Dataset rows describing interfaces
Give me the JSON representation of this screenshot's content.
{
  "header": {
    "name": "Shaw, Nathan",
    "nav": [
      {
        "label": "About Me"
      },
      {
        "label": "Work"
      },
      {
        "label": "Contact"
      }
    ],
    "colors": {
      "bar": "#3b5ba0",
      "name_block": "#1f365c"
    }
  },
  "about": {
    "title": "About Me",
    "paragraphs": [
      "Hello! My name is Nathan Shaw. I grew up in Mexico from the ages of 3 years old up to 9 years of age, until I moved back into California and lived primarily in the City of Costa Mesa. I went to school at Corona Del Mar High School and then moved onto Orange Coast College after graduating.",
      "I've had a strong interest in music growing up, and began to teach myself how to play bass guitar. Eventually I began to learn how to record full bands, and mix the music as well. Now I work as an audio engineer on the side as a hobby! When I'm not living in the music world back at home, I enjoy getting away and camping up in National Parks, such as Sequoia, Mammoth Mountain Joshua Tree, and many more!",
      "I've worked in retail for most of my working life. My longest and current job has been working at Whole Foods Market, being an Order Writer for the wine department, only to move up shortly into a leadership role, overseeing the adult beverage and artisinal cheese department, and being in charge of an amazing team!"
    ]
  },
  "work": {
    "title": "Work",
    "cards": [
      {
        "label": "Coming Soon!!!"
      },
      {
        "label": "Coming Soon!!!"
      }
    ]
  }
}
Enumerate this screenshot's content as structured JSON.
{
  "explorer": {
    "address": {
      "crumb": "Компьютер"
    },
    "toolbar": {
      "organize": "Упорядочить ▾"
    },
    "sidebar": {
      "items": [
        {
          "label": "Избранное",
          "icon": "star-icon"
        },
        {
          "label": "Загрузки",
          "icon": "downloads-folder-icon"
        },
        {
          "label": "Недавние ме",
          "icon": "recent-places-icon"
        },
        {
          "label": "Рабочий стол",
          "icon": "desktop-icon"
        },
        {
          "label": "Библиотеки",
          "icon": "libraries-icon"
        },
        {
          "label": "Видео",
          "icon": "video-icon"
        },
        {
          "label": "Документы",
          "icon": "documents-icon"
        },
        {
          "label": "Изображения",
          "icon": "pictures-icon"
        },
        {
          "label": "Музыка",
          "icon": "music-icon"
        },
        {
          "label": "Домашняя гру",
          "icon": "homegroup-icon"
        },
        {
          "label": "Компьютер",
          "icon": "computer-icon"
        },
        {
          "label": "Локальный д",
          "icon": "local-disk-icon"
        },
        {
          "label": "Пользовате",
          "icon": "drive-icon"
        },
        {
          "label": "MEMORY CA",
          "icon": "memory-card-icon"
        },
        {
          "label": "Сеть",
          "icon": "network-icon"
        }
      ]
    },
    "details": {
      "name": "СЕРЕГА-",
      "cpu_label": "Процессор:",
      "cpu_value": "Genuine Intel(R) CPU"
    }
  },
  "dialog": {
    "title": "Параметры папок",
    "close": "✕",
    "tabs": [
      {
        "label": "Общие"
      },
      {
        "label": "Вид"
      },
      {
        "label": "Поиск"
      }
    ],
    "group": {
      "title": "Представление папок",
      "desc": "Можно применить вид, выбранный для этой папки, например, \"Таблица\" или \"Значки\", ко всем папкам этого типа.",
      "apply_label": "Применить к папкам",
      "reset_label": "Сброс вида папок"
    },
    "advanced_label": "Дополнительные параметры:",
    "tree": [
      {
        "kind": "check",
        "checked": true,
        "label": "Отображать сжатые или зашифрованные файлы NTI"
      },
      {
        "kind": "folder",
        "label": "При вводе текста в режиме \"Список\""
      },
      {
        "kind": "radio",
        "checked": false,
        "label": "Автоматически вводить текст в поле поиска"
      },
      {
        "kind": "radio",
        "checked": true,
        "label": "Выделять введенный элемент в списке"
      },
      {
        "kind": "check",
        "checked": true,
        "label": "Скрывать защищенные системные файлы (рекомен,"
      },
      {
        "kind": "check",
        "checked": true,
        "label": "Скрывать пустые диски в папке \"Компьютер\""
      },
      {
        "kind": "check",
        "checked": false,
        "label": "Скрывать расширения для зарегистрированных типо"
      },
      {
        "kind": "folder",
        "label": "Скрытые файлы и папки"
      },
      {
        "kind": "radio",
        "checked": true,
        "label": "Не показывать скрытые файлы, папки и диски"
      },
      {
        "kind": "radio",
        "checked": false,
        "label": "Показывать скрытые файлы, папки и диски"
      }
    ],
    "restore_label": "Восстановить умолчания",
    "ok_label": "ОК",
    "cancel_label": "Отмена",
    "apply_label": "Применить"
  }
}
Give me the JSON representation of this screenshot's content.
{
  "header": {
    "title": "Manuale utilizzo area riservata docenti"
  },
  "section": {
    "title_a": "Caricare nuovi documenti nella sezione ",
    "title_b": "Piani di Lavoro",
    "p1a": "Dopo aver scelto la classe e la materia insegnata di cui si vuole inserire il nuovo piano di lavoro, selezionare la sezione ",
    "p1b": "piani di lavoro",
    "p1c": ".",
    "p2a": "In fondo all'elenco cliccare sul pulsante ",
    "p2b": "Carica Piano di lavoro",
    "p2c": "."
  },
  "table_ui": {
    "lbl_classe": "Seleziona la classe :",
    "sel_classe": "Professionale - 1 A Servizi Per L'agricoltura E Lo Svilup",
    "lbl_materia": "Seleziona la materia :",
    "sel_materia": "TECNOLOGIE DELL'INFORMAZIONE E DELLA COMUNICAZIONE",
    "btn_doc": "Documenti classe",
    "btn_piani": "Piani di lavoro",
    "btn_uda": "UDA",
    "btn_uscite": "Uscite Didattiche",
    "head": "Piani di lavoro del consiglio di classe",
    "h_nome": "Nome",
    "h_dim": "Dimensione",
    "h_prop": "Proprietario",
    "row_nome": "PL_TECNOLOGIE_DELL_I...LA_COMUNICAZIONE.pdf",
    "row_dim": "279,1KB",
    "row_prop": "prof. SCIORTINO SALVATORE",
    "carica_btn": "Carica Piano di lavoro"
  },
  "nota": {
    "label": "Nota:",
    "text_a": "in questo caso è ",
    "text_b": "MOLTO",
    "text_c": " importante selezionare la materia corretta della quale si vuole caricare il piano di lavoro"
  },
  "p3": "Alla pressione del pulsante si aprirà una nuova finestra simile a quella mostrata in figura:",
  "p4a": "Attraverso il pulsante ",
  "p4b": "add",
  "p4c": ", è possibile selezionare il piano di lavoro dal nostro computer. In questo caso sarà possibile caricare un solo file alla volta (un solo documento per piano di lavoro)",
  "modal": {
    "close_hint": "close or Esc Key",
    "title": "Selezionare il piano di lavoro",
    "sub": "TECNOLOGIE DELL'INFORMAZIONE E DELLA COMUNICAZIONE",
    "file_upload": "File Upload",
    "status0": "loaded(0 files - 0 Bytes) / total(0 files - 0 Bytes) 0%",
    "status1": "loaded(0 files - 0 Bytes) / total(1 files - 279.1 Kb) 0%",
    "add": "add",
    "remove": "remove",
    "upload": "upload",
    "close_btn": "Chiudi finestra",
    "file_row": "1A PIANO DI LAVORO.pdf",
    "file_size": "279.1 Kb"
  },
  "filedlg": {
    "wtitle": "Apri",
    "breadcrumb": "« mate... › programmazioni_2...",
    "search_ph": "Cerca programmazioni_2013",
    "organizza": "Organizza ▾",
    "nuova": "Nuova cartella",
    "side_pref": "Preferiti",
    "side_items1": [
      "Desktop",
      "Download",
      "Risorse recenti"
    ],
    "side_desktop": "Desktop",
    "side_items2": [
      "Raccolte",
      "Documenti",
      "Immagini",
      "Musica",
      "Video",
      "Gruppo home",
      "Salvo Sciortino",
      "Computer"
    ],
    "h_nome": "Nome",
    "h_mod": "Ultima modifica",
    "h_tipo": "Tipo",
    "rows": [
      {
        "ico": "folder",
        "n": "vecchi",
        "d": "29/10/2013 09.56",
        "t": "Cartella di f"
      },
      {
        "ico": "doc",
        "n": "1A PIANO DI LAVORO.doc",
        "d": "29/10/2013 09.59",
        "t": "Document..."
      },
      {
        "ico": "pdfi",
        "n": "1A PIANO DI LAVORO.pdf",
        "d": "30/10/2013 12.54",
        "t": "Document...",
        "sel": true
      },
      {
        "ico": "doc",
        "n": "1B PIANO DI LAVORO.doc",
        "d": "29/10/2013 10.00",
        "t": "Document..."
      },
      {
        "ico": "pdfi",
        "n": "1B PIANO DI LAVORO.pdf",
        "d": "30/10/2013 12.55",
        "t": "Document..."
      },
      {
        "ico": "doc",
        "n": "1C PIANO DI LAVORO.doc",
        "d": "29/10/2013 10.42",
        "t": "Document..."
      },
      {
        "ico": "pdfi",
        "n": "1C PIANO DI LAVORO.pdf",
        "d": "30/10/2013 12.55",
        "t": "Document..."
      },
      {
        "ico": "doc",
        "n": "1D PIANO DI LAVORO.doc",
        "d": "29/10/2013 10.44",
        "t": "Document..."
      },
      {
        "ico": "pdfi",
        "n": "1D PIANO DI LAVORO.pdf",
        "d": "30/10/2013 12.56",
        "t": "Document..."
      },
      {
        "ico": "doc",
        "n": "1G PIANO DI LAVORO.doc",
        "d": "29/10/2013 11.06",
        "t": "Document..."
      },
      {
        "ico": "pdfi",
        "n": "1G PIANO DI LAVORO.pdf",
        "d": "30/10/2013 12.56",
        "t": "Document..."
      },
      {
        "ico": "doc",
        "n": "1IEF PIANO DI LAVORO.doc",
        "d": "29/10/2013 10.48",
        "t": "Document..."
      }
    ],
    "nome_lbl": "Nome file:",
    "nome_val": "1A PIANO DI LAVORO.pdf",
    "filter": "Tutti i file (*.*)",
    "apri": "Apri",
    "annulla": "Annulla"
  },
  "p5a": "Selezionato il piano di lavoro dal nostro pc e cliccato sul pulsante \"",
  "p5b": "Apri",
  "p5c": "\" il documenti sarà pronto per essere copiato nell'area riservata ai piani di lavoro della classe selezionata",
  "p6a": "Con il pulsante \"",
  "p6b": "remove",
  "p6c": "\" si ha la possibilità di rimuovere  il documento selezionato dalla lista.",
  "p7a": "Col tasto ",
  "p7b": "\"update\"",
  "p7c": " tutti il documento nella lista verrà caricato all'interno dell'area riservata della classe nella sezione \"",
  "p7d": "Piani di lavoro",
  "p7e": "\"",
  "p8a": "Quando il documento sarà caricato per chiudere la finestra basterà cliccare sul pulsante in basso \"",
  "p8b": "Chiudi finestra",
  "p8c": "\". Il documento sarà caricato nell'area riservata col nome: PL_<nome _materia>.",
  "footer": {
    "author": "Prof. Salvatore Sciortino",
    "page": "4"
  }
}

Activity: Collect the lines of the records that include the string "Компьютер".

Solved exercise:
      "crumb": "Компьютер"
          "label": "Компьютер",
        "label": "Скрывать пустые диски в папке \"Компьютер\""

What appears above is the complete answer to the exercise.